Work item:
Every line below should come back exactly as written, though the pictures stay out.

Saved data entries:
######
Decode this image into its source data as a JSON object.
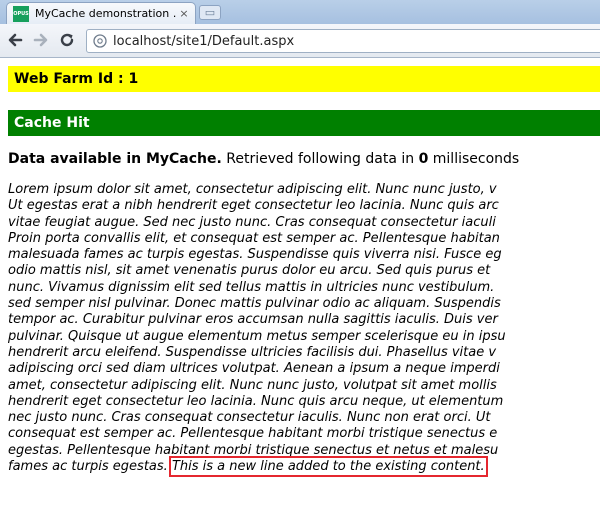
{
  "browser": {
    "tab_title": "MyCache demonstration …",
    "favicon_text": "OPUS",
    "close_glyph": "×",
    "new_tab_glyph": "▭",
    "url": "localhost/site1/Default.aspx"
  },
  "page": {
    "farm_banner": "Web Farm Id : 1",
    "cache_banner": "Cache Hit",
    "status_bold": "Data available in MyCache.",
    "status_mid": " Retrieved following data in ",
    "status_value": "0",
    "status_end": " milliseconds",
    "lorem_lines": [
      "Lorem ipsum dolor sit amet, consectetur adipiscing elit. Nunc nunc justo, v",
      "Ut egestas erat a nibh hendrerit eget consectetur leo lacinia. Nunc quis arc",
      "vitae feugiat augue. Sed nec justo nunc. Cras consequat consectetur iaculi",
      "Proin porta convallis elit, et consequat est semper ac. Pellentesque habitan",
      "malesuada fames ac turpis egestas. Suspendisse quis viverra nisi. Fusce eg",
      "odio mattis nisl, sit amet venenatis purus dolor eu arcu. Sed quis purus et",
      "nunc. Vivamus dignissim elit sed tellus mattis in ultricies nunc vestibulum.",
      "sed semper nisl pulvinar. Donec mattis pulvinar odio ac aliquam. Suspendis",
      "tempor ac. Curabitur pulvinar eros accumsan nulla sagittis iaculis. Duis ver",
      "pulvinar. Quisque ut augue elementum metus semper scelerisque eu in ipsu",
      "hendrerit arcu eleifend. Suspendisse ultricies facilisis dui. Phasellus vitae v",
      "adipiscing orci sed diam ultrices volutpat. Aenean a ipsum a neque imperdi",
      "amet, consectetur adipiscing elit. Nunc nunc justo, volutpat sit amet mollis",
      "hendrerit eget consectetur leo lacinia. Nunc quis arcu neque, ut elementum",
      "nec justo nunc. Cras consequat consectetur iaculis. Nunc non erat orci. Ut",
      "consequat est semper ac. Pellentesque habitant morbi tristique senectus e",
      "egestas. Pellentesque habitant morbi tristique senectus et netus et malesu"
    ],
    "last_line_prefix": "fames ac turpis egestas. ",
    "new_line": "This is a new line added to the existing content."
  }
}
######
Response to this exercise:
Decode this image into its source data as a JSON object.
{
  "browser": {
    "tab_title": "MyCache demonstration …",
    "favicon_text": "OPUS",
    "close_glyph": "×",
    "new_tab_glyph": "▭",
    "url": "localhost/site1/Default.aspx"
  },
  "page": {
    "farm_banner": "Web Farm Id : 1",
    "cache_banner": "Cache Hit",
    "status_bold": "Data available in MyCache.",
    "status_mid": " Retrieved following data in ",
    "status_value": "0",
    "status_end": " milliseconds",
    "lorem_lines": [
      "Lorem ipsum dolor sit amet, consectetur adipiscing elit. Nunc nunc justo, v",
      "Ut egestas erat a nibh hendrerit eget consectetur leo lacinia. Nunc quis arc",
      "vitae feugiat augue. Sed nec justo nunc. Cras consequat consectetur iaculi",
      "Proin porta convallis elit, et consequat est semper ac. Pellentesque habitan",
      "malesuada fames ac turpis egestas. Suspendisse quis viverra nisi. Fusce eg",
      "odio mattis nisl, sit amet venenatis purus dolor eu arcu. Sed quis purus et",
      "nunc. Vivamus dignissim elit sed tellus mattis in ultricies nunc vestibulum.",
      "sed semper nisl pulvinar. Donec mattis pulvinar odio ac aliquam. Suspendis",
      "tempor ac. Curabitur pulvinar eros accumsan nulla sagittis iaculis. Duis ver",
      "pulvinar. Quisque ut augue elementum metus semper scelerisque eu in ipsu",
      "hendrerit arcu eleifend. Suspendisse ultricies facilisis dui. Phasellus vitae v",
      "adipiscing orci sed diam ultrices volutpat. Aenean a ipsum a neque imperdi",
      "amet, consectetur adipiscing elit. Nunc nunc justo, volutpat sit amet mollis",
      "hendrerit eget consectetur leo lacinia. Nunc quis arcu neque, ut elementum",
      "nec justo nunc. Cras consequat consectetur iaculis. Nunc non erat orci. Ut",
      "consequat est semper ac. Pellentesque habitant morbi tristique senectus e",
      "egestas. Pellentesque habitant morbi tristique senectus et netus et malesu"
    ],
    "last_line_prefix": "fames ac turpis egestas. ",
    "new_line": "This is a new line added to the existing content."
  }
}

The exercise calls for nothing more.